Assignment: In the records below, some lines hold the word "Sticky". Copy each of those lines.

Records supplied:
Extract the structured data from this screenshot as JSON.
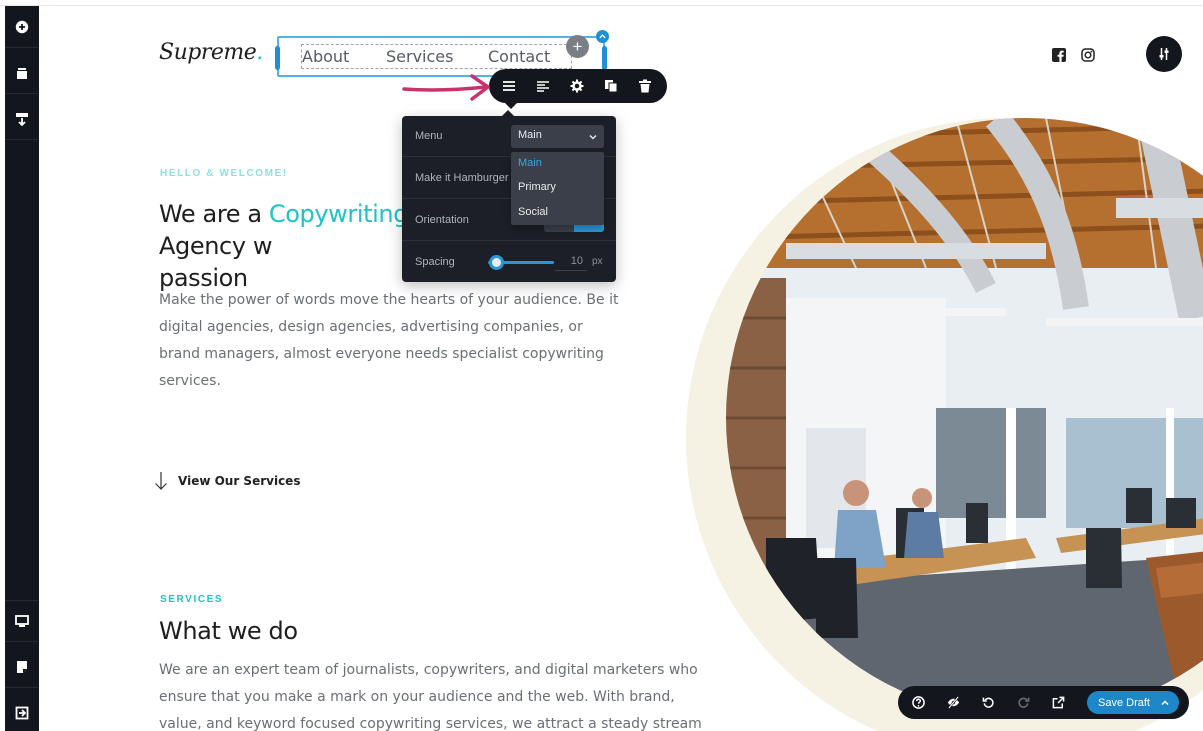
{
  "colors": {
    "accent_teal": "#1fc3c2",
    "editor_dark": "#13161d",
    "editor_blue": "#1e90d6",
    "arrow_pink": "#c8336b",
    "cream": "#f5f1e3"
  },
  "sidebar": {
    "items": [
      {
        "icon": "add-icon"
      },
      {
        "icon": "layers-icon"
      },
      {
        "icon": "sections-icon"
      },
      {
        "icon": "desktop-icon"
      },
      {
        "icon": "page-icon"
      },
      {
        "icon": "exit-icon"
      }
    ]
  },
  "header": {
    "logo_text": "Supreme",
    "logo_dot": ".",
    "nav": [
      "About",
      "Services",
      "Contact"
    ]
  },
  "toolbar": {
    "icons": [
      "menu-icon",
      "align-icon",
      "gear-icon",
      "duplicate-icon",
      "trash-icon"
    ]
  },
  "settings_panel": {
    "menu_label": "Menu",
    "menu_value": "Main",
    "menu_options": [
      "Main",
      "Primary",
      "Social"
    ],
    "hamburger_label": "Make it Hamburger",
    "orientation_label": "Orientation",
    "spacing_label": "Spacing",
    "spacing_value": "10",
    "spacing_unit": "px"
  },
  "hero": {
    "eyebrow": "HELLO & WELCOME!",
    "title_before": "We are a ",
    "title_highlight": "Copywriting",
    "title_after": " Agency w",
    "title_line2": "passion",
    "body_lines": [
      "Make the power of words move the hearts of your audience. Be it",
      "digital agencies, design agencies, advertising companies, or",
      "brand managers, almost everyone needs specialist copywriting",
      "services."
    ],
    "cta": "View Our Services"
  },
  "services": {
    "eyebrow": "SERVICES",
    "title": "What we do",
    "body_lines": [
      "We are an expert team of journalists, copywriters, and digital marketers who",
      "ensure that you make a mark on your audience and the web. With brand,",
      "value, and keyword focused copywriting services, we attract a steady stream"
    ]
  },
  "bottom_bar": {
    "icons": [
      "help-icon",
      "hide-icon",
      "undo-icon",
      "redo-icon",
      "preview-icon"
    ],
    "save_label": "Save Draft"
  }
}
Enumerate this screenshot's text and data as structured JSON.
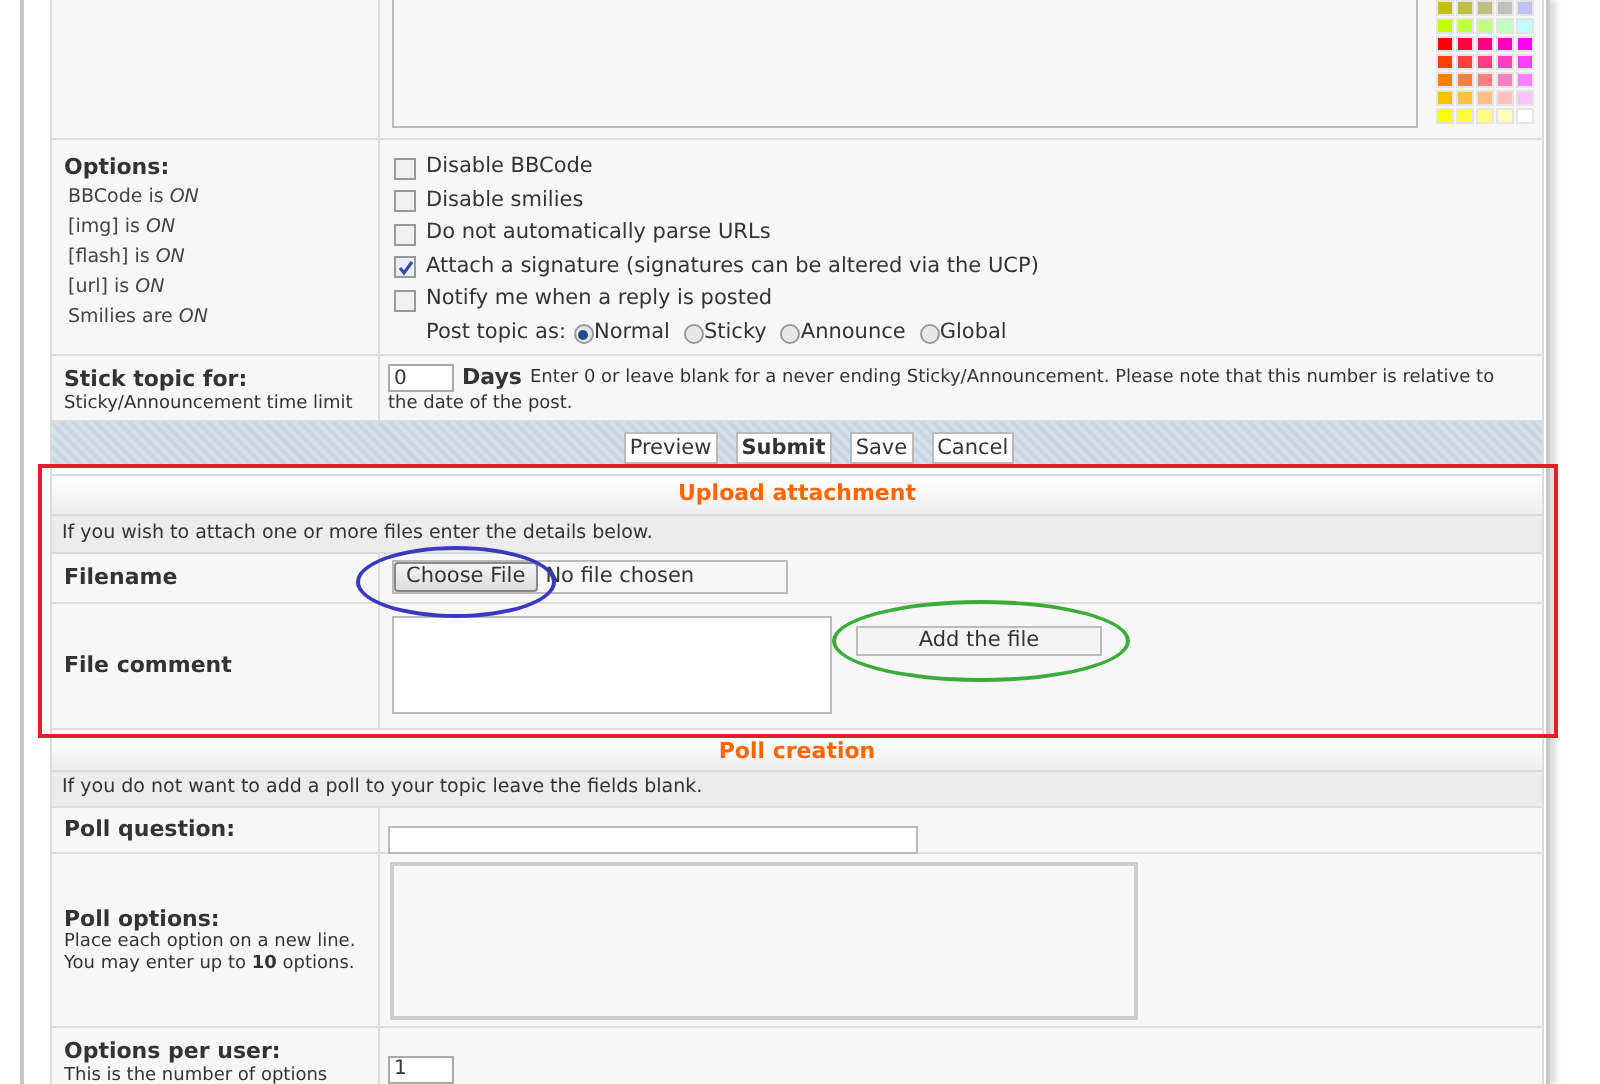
{
  "message_area": {
    "color_palette": [
      {
        "color": "#c0c000"
      },
      {
        "color": "#c0c040"
      },
      {
        "color": "#c0c080"
      },
      {
        "color": "#c0c0c0"
      },
      {
        "color": "#c0c0ff"
      },
      {
        "color": "#c0ff00"
      },
      {
        "color": "#c0ff40"
      },
      {
        "color": "#c0ff80"
      },
      {
        "color": "#c0ffc0"
      },
      {
        "color": "#c0ffff"
      },
      {
        "color": "#ff0000"
      },
      {
        "color": "#ff0040"
      },
      {
        "color": "#ff0080"
      },
      {
        "color": "#ff00c0"
      },
      {
        "color": "#ff00ff"
      },
      {
        "color": "#ff4000"
      },
      {
        "color": "#ff4040"
      },
      {
        "color": "#ff4080"
      },
      {
        "color": "#ff40c0"
      },
      {
        "color": "#ff40ff"
      },
      {
        "color": "#ff8000"
      },
      {
        "color": "#ff8040"
      },
      {
        "color": "#ff8080"
      },
      {
        "color": "#ff80c0"
      },
      {
        "color": "#ff80ff"
      },
      {
        "color": "#ffc000"
      },
      {
        "color": "#ffc040"
      },
      {
        "color": "#ffc080"
      },
      {
        "color": "#ffc0c0"
      },
      {
        "color": "#ffc0ff"
      },
      {
        "color": "#ffff00"
      },
      {
        "color": "#ffff40"
      },
      {
        "color": "#ffff80"
      },
      {
        "color": "#ffffc0"
      },
      {
        "color": "#ffffff"
      }
    ]
  },
  "options": {
    "label": "Options:",
    "statuses": [
      "BBCode is *ON*",
      "[img] is *ON*",
      "[flash] is *ON*",
      "[url] is *ON*",
      "Smilies are *ON*"
    ],
    "checkboxes": [
      {
        "label": "Disable BBCode",
        "checked": false
      },
      {
        "label": "Disable smilies",
        "checked": false
      },
      {
        "label": "Do not automatically parse URLs",
        "checked": false
      },
      {
        "label": "Attach a signature (signatures can be altered via the UCP)",
        "checked": true
      },
      {
        "label": "Notify me when a reply is posted",
        "checked": false
      }
    ],
    "post_topic_as": {
      "label": "Post topic as:",
      "choices": [
        {
          "label": "Normal",
          "selected": true
        },
        {
          "label": "Sticky",
          "selected": false
        },
        {
          "label": "Announce",
          "selected": false
        },
        {
          "label": "Global",
          "selected": false
        }
      ]
    }
  },
  "stick_topic": {
    "label": "Stick topic for:",
    "hint": "Sticky/Announcement time limit",
    "value": "0",
    "unit": "Days",
    "note_lines": [
      "Enter 0 or leave blank for a never ending Sticky/Announcement. Please note that this number is relative to",
      "the date of the post."
    ]
  },
  "buttons": [
    {
      "label": "Preview",
      "primary": false
    },
    {
      "label": "Submit",
      "primary": true
    },
    {
      "label": "Save",
      "primary": false
    },
    {
      "label": "Cancel",
      "primary": false
    }
  ],
  "upload": {
    "title": "Upload attachment",
    "info": "If you wish to attach one or more files enter the details below.",
    "filename_label": "Filename",
    "choose_button": "Choose File",
    "file_status": "No file chosen",
    "comment_label": "File comment",
    "add_button": "Add the file"
  },
  "poll": {
    "title": "Poll creation",
    "info": "If you do not want to add a poll to your topic leave the fields blank.",
    "question_label": "Poll question:",
    "options_label": "Poll options:",
    "options_hint": [
      "Place each option on a new line.",
      "You may enter up to **10** options."
    ],
    "per_user_label": "Options per user:",
    "per_user_hint": "This is the number of options",
    "per_user_value": "1"
  }
}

Your response:
          "label": "Sticky",
    "hint": "Sticky/Announcement time limit",
      "Enter 0 or leave blank for a never ending Sticky/Announcement. Please note that this number is relative to",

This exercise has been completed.